Mike Spagnola, SEMA vice president for OEM and product-development programs, said that members can now go from design to prototyping to emissions testing without ever having to actually manufacture a part, and it can be done in weeks rather than months.
“We now have a Faro arm, also called a coordinate-measuring machine, along with some PolyWorks software,” Spagnola said. “We can use it to scan complete vehicles or individual parts. In the case of specialty parts—parts or tooling that were created prior to the advent of computer-aided design (CAD), for instance––we can do custom scanning for specific components that not everybody may want. From there, we can also do 3-D printing.”
The 3-D printer at SEMA Garage allows members to use CAD files to create testable versions of parts and is a further adjunct of the Technology Transfer program that SEMA has built over more than a decade. Using either Technology Transfer files from Ford, GM, Chrysler or Scion or files developed using the Faro arm, the SEMA Garage team can create a part to the member’s specifications on the 3-D printer. Then, in the case of an engine part, for instance, they can actually run tests on the in-house dynamometer and provide emissions and horsepower data.
The services at SEMA Garage are offered to association members at discounted rates, generally about a third less than is available using other sources.
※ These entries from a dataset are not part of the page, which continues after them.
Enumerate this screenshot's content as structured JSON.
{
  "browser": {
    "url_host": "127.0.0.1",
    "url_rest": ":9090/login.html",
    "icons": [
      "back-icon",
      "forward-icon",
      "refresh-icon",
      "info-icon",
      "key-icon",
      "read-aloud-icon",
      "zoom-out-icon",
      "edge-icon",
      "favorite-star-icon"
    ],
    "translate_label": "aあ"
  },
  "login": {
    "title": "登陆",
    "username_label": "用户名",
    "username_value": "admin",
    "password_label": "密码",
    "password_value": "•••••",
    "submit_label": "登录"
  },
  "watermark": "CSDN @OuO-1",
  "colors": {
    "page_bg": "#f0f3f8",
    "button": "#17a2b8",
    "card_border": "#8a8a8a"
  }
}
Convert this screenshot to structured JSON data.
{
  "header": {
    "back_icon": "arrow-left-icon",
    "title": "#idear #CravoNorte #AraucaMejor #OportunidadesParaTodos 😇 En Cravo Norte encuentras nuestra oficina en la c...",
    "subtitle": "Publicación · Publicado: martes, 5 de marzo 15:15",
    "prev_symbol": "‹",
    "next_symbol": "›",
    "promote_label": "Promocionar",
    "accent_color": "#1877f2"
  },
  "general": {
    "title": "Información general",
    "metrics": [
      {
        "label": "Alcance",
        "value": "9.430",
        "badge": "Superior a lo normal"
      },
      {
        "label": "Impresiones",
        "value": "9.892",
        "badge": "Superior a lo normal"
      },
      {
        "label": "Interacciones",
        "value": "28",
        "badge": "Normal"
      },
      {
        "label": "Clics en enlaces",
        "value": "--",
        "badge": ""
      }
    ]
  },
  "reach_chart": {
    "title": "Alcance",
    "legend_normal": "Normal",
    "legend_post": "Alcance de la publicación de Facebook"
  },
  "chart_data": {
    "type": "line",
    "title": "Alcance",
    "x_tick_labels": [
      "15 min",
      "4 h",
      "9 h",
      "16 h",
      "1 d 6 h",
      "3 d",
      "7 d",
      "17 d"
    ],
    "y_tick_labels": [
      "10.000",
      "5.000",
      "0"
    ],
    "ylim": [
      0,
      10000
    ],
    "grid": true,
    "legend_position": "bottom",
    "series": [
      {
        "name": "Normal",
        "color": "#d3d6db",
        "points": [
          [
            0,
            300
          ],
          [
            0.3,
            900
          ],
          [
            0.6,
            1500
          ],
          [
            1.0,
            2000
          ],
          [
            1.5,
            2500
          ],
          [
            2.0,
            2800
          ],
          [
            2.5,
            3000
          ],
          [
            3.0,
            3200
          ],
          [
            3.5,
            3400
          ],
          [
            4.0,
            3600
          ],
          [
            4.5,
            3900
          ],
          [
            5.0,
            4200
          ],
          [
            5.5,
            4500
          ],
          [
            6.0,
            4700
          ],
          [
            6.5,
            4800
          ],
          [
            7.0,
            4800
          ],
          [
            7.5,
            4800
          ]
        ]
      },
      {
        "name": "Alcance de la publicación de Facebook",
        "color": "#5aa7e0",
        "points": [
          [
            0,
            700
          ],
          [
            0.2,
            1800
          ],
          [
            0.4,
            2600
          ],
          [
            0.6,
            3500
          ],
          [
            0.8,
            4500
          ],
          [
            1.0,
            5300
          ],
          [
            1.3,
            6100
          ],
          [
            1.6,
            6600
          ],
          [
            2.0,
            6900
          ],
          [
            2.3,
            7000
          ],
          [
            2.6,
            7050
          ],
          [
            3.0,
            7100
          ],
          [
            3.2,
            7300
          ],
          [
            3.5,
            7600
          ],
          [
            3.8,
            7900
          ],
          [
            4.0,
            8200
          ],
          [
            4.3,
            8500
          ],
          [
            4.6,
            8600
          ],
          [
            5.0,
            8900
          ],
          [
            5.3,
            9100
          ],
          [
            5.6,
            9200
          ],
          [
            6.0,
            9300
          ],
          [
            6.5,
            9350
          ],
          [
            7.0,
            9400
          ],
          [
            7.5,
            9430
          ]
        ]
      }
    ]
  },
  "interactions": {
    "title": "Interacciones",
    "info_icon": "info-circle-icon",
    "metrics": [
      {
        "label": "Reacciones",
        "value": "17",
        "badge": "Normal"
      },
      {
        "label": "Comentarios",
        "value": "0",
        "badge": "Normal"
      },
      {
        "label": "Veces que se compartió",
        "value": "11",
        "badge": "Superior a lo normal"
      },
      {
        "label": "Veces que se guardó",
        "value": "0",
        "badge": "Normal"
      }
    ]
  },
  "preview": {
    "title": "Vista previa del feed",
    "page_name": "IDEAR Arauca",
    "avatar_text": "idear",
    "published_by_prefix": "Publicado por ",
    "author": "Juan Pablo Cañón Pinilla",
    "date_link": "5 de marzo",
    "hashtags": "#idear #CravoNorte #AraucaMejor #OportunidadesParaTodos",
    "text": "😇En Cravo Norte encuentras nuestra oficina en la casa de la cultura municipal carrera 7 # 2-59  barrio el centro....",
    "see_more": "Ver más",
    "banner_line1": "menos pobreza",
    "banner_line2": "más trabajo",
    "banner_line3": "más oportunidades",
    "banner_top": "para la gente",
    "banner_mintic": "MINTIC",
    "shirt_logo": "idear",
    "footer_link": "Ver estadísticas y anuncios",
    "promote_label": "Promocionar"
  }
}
Custom scanning is priced at $65 an hour, and 3-D printing is $12 per cubic inch. The testing services are also discounted, but the prices depend upon the specific tests that are run.
“If members want data on a vehicle that we’ll have at scheduled measuring session, we ask them to either come to the session or let us know in advance what they’re looking to have scanned,” Spagnola said. “The limitation there is the amount of time we have the vehicle, but we are often getting vehicles for longer-term usage.”
The SEMA Garage team can also send the data and images gathered from measuring and photo sessions to the SDC, providing real SEMA synergy.
These types of technologies are only going to progress and become more common, so businesses should involve themselves as soon as possible in the latest developments.
“If you’re sitting on your thumbs waiting for technology to settle out, you’re making a horrible strategic move,” Bob Moore counseled. “It’s dog years. Would you wait another seven to make an important decision about your business?”